stock or bond traders, care needs to be taken by non US investors to deal
with what is referred to in the US as “effectively connected income,”
or ECI. Such cases may require blocker corporations or other arrangements.
These special cases are outside the scope of this brief memo but are available
on request by contacting the author.
Keep in mind that there are several non-US jurisdictions that have limited
partnership statutes that are designed after the Delaware statutes so
are “user friendly” for US lawyers. Those entities reach the
same result for US taxable investors if certain elections are made to
cause them to be treated as partnerships for US tax purposes. Often this
election is referred to as the “check the box” election.
It’s favorable because without the flow through aspect, there would
be double taxation, two taxes – one at the entity level and one
at the investor level. Partnerships avoid the first layer of tax.
Note that entities that are set up offshore US as partnerships in certain
jurisdictions are often treated as corporations for US tax purposes unless
contrary election is made. For purposes of this note, non-US entities
to which we refer are corporate vehicles but they might in fact be other
types of entities that serve the same purpose – namely blocking the UBTI.
A PFIC is A foreign corporation is a PFIC if either 75% or more of its
gross income is passive income (interest, dividend, rents, royalties,
etc.) or if 50% or more of its assets produce, or could produce passive income.
While taxpayers usually seek to avoid PFIC taxation, the effect of the
tax regime is to defer taxation on profits (a good thing) until a future
date when the gains are recognized, but then spread back over the holding
period and taxed at the highest rate for that year without benefit of
being capital gains (not so good) and adding an interest charge as though
the tax should have been paid in each of the earlier years (also, not
so good.) But the spread between the US capital gains rate and the ordinary
income rate is a quantifiable amount; the interest rate on the deferral
is also known and fluctuates. In this economic environment, the rate is
historically quite low – 4% as of this writing. Accordingly, the
PFIC amount can be computed. This raises the possibility of earning more
on the deferred amount than the PFIC costs. One more planning idea to
keep in mind.
The statutory definition is: “any person who, for compensation, engages
in the business of advising others, either directly or through publications
or writings, as to the value of securities or as to the advisability of
investing in, purchasing, or selling securities, or who, for compensation
and as part of a regular business, issues or promulgates analyses or reports
See Tannenbaum Helpern’s “Regulatory Provisions in the US Affecting
Non-US Investment Advisers” GlobalNote, March 2016.
The QP definition differs for individuals and for entities. In general
terms, for individual investors, a QP is one with at least $5 million
of investible assets – ‘investments’. The term ‘investments’
is a defined term, including marketable securities or real estate provided
neither the owner nor a dependent resides in it or closely held stock
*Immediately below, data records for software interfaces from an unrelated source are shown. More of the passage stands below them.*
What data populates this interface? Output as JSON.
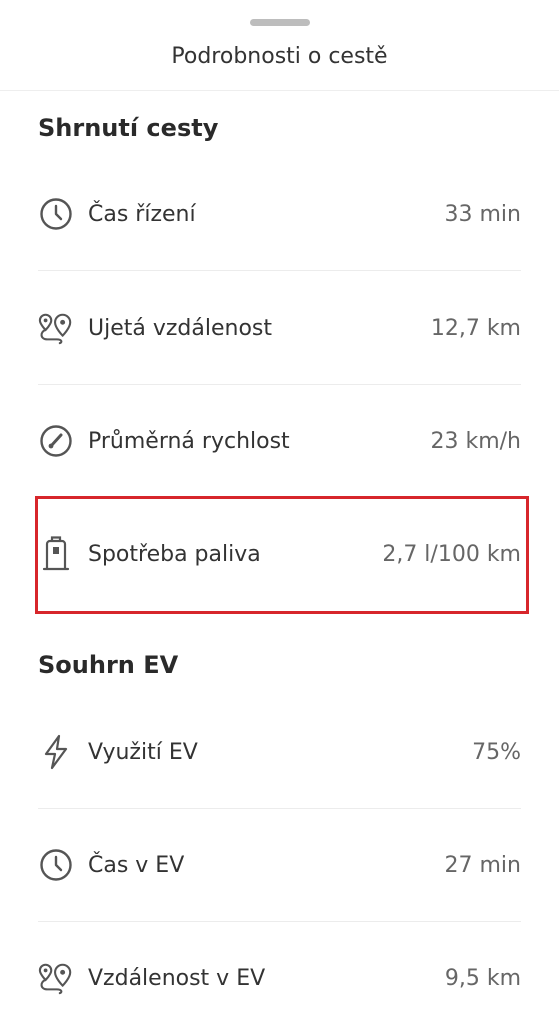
{
  "sheet": {
    "title": "Podrobnosti o cestě"
  },
  "trip_summary": {
    "title": "Shrnutí cesty",
    "rows": [
      {
        "icon": "clock-icon",
        "label": "Čas řízení",
        "value": "33 min"
      },
      {
        "icon": "route-pin-icon",
        "label": "Ujetá vzdálenost",
        "value": "12,7 km"
      },
      {
        "icon": "speedometer-icon",
        "label": "Průměrná rychlost",
        "value": "23 km/h"
      },
      {
        "icon": "fuel-pump-icon",
        "label": "Spotřeba paliva",
        "value": "2,7 l/100 km"
      }
    ]
  },
  "ev_summary": {
    "title": "Souhrn EV",
    "rows": [
      {
        "icon": "lightning-icon",
        "label": "Využití EV",
        "value": "75%"
      },
      {
        "icon": "clock-icon",
        "label": "Čas v EV",
        "value": "27 min"
      },
      {
        "icon": "route-pin-icon",
        "label": "Vzdálenost v EV",
        "value": "9,5 km"
      }
    ]
  },
  "colors": {
    "highlight": "#d7262b",
    "icon": "#555555",
    "text": "#333333",
    "value": "#666666"
  }
}
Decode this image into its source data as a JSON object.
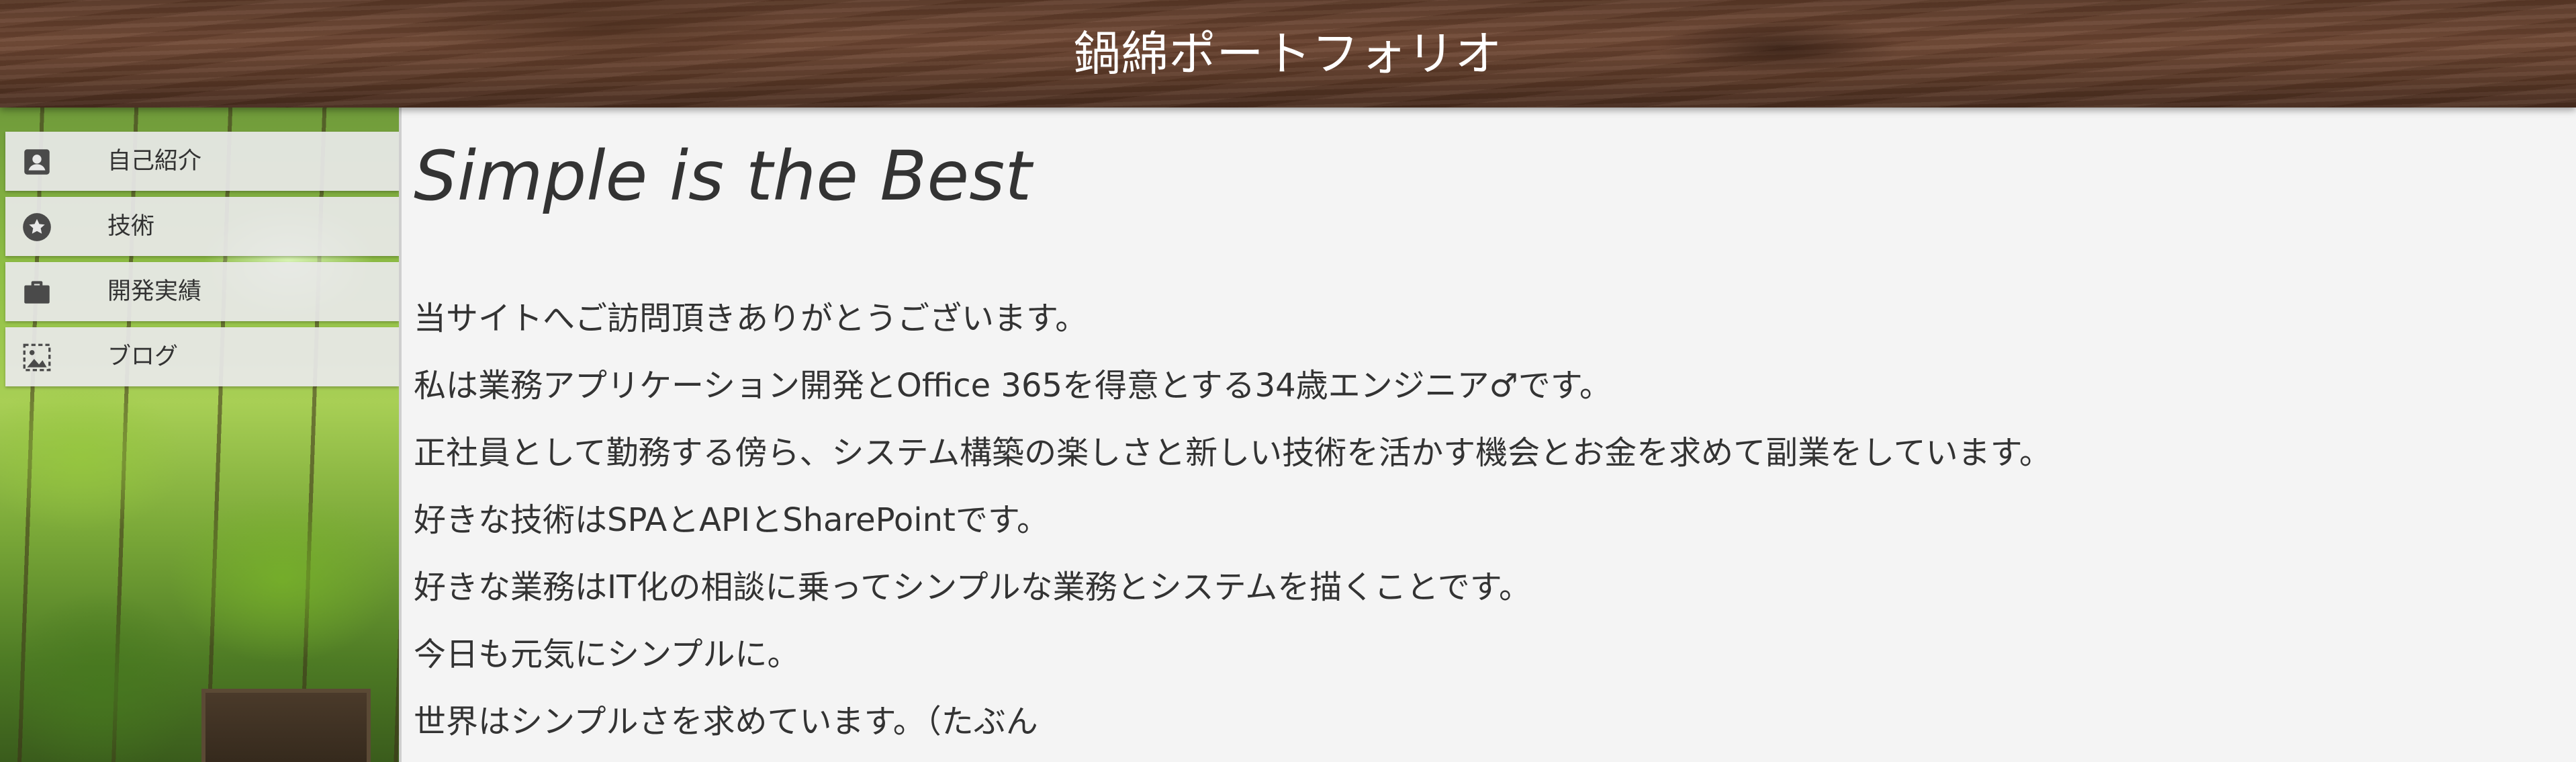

provided the investor is not working for the company issuing the stock.
The full definition is complex and should be consulted before relying
on this exception. It is posted on the law firm’s website. For entities,
the test is $25 million or more investments unless each equity owner of
the entity is himself a QP. And lastly, there is a category of QP that
is unrelated to the asset test, namely the knowledgeable employee. Knowledgeable
employees include officers, directors or partners of the hedge fund or
its adviser, and certain professional investment personnel. Lastly, no
pass through test exists for Sec. 3(c)7.
The Employee Retirement Income Security Act of 1974. Oversight is by the
US Department of Labor and many rules are imposed, some of which are quite
complex and can be difficult or virtually impossible to comply with for
start-ups or emerging managers.
The 25% computation is complex and non-intuitive. And there are times,
albeit rarely, when measurement can take place at the master fund level
where the denominator of the fraction is obviously higher. Contact the
author for further information with regard to ERISA investment.